THE PROBLEM — Search the material for the word "Image" and copy every line in which it occurs.

EXERCISE DATA —
== == ==

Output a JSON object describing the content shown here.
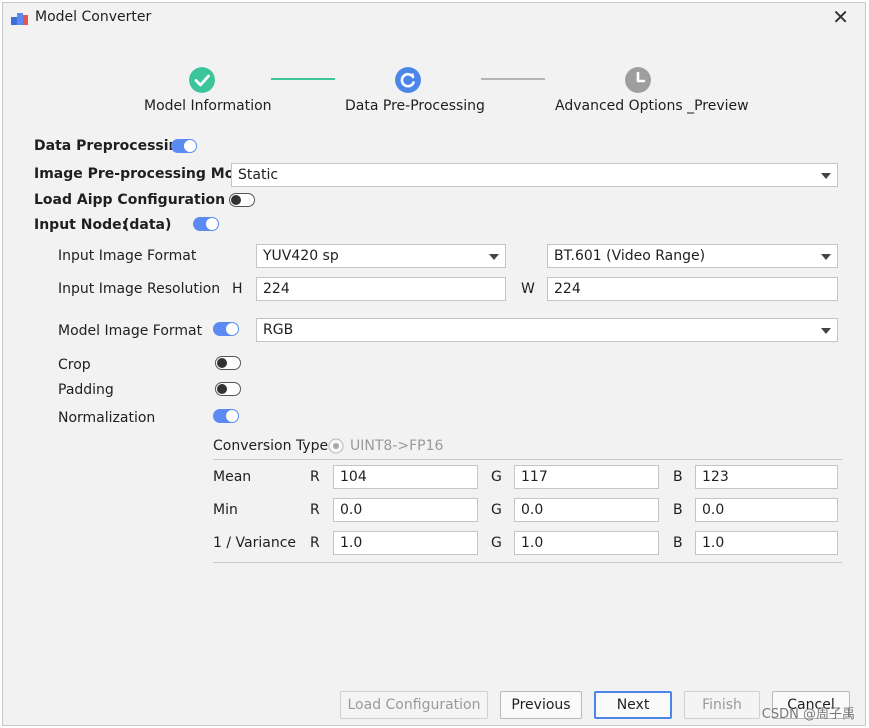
{
  "window": {
    "title": "Model Converter",
    "close_glyph": "✕"
  },
  "steps": [
    {
      "label": "Model Information",
      "state": "done",
      "icon": "check-icon"
    },
    {
      "label": "Data Pre-Processing",
      "state": "current",
      "icon": "refresh-icon"
    },
    {
      "label": "Advanced Options _Preview",
      "state": "pending",
      "icon": "clock-icon"
    }
  ],
  "colors": {
    "accent": "#5b8af2",
    "done": "#3cc49a",
    "pending": "#9e9e9e",
    "primary_border": "#4a86e8"
  },
  "data_preprocessing": {
    "label": "Data Preprocessing",
    "enabled": true
  },
  "mode": {
    "label": "Image Pre-processing Mode",
    "value": "Static"
  },
  "load_aipp": {
    "label": "Load Aipp Configuration",
    "enabled": false
  },
  "input_node": {
    "label": "Input Node:",
    "name": "(data)",
    "enabled": true
  },
  "input_format": {
    "label": "Input Image Format",
    "value": "YUV420 sp",
    "color_range": "BT.601 (Video Range)"
  },
  "resolution": {
    "label": "Input Image Resolution",
    "h_label": "H",
    "h_value": "224",
    "w_label": "W",
    "w_value": "224"
  },
  "model_format": {
    "label": "Model Image Format",
    "enabled": true,
    "value": "RGB"
  },
  "crop": {
    "label": "Crop",
    "enabled": false
  },
  "padding": {
    "label": "Padding",
    "enabled": false
  },
  "normalization": {
    "label": "Normalization",
    "enabled": true
  },
  "conversion": {
    "label": "Conversion Type",
    "option": "UINT8->FP16"
  },
  "channel_labels": {
    "r": "R",
    "g": "G",
    "b": "B"
  },
  "norm_rows": [
    {
      "label": "Mean",
      "r": "104",
      "g": "117",
      "b": "123"
    },
    {
      "label": "Min",
      "r": "0.0",
      "g": "0.0",
      "b": "0.0"
    },
    {
      "label": "1 / Variance",
      "r": "1.0",
      "g": "1.0",
      "b": "1.0"
    }
  ],
  "buttons": {
    "load_config": "Load Configuration",
    "previous": "Previous",
    "next": "Next",
    "finish": "Finish",
    "cancel": "Cancel"
  },
  "watermark": "CSDN @周子禹"
}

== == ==

TASK OUTPUT —
    "label": "Image Pre-processing Mode",
    "label": "Input Image Format",
    "label": "Input Image Resolution",
    "label": "Model Image Format",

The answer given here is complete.